++++ Task data
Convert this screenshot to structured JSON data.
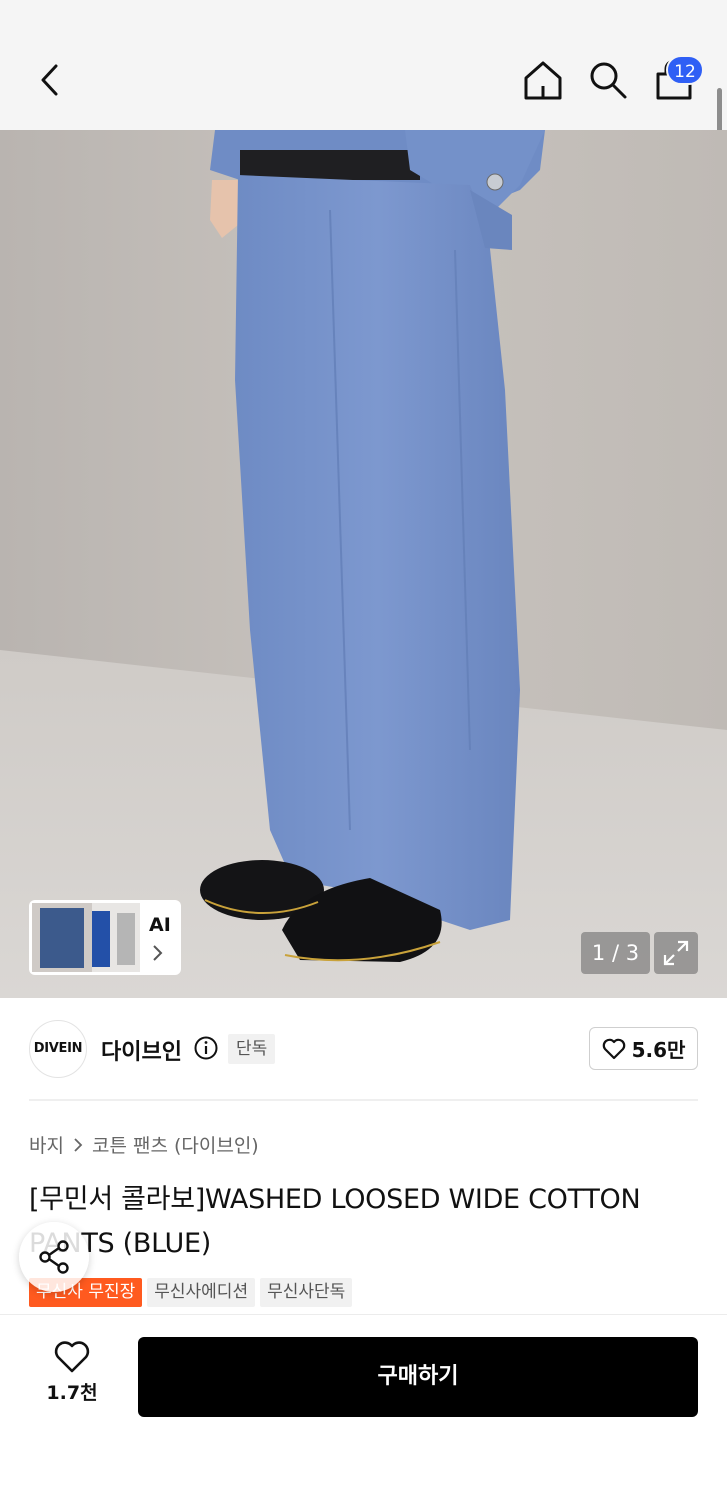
{
  "header": {
    "back_icon": "chevron-left-icon",
    "home_icon": "home-icon",
    "search_icon": "search-icon",
    "cart_icon": "shopping-bag-icon",
    "cart_count": "12",
    "badge_color": "#2f5ff5"
  },
  "hero": {
    "image_subject": "model wearing wide blue washed cotton pants with black leather shoes",
    "ai_label": "AI",
    "page_indicator": "1 / 3",
    "expand_icon": "expand-icon"
  },
  "brand": {
    "logo_text": "DIVEIN",
    "name": "다이브인",
    "badge": "단독",
    "like_count": "5.6만"
  },
  "breadcrumb": [
    "바지",
    "코튼 팬츠 (다이브인)"
  ],
  "product": {
    "title": "[무민서 콜라보]WASHED LOOSED WIDE COTTON PANTS (BLUE)",
    "tags": [
      "무신사 무진장",
      "무신사에디션",
      "무신사단독"
    ],
    "tag_accent": "#ff5a1f"
  },
  "bottom_bar": {
    "wish_count": "1.7천",
    "buy_label": "구매하기"
  }
}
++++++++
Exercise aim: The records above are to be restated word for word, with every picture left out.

Exercise answer:
Convert this screenshot to structured JSON data.
{
  "header": {
    "back_icon": "chevron-left-icon",
    "home_icon": "home-icon",
    "search_icon": "search-icon",
    "cart_icon": "shopping-bag-icon",
    "cart_count": "12",
    "badge_color": "#2f5ff5"
  },
  "hero": {
    "image_subject": "model wearing wide blue washed cotton pants with black leather shoes",
    "ai_label": "AI",
    "page_indicator": "1 / 3",
    "expand_icon": "expand-icon"
  },
  "brand": {
    "logo_text": "DIVEIN",
    "name": "다이브인",
    "badge": "단독",
    "like_count": "5.6만"
  },
  "breadcrumb": [
    "바지",
    "코튼 팬츠 (다이브인)"
  ],
  "product": {
    "title": "[무민서 콜라보]WASHED LOOSED WIDE COTTON PANTS (BLUE)",
    "tags": [
      "무신사 무진장",
      "무신사에디션",
      "무신사단독"
    ],
    "tag_accent": "#ff5a1f"
  },
  "bottom_bar": {
    "wish_count": "1.7천",
    "buy_label": "구매하기"
  }
}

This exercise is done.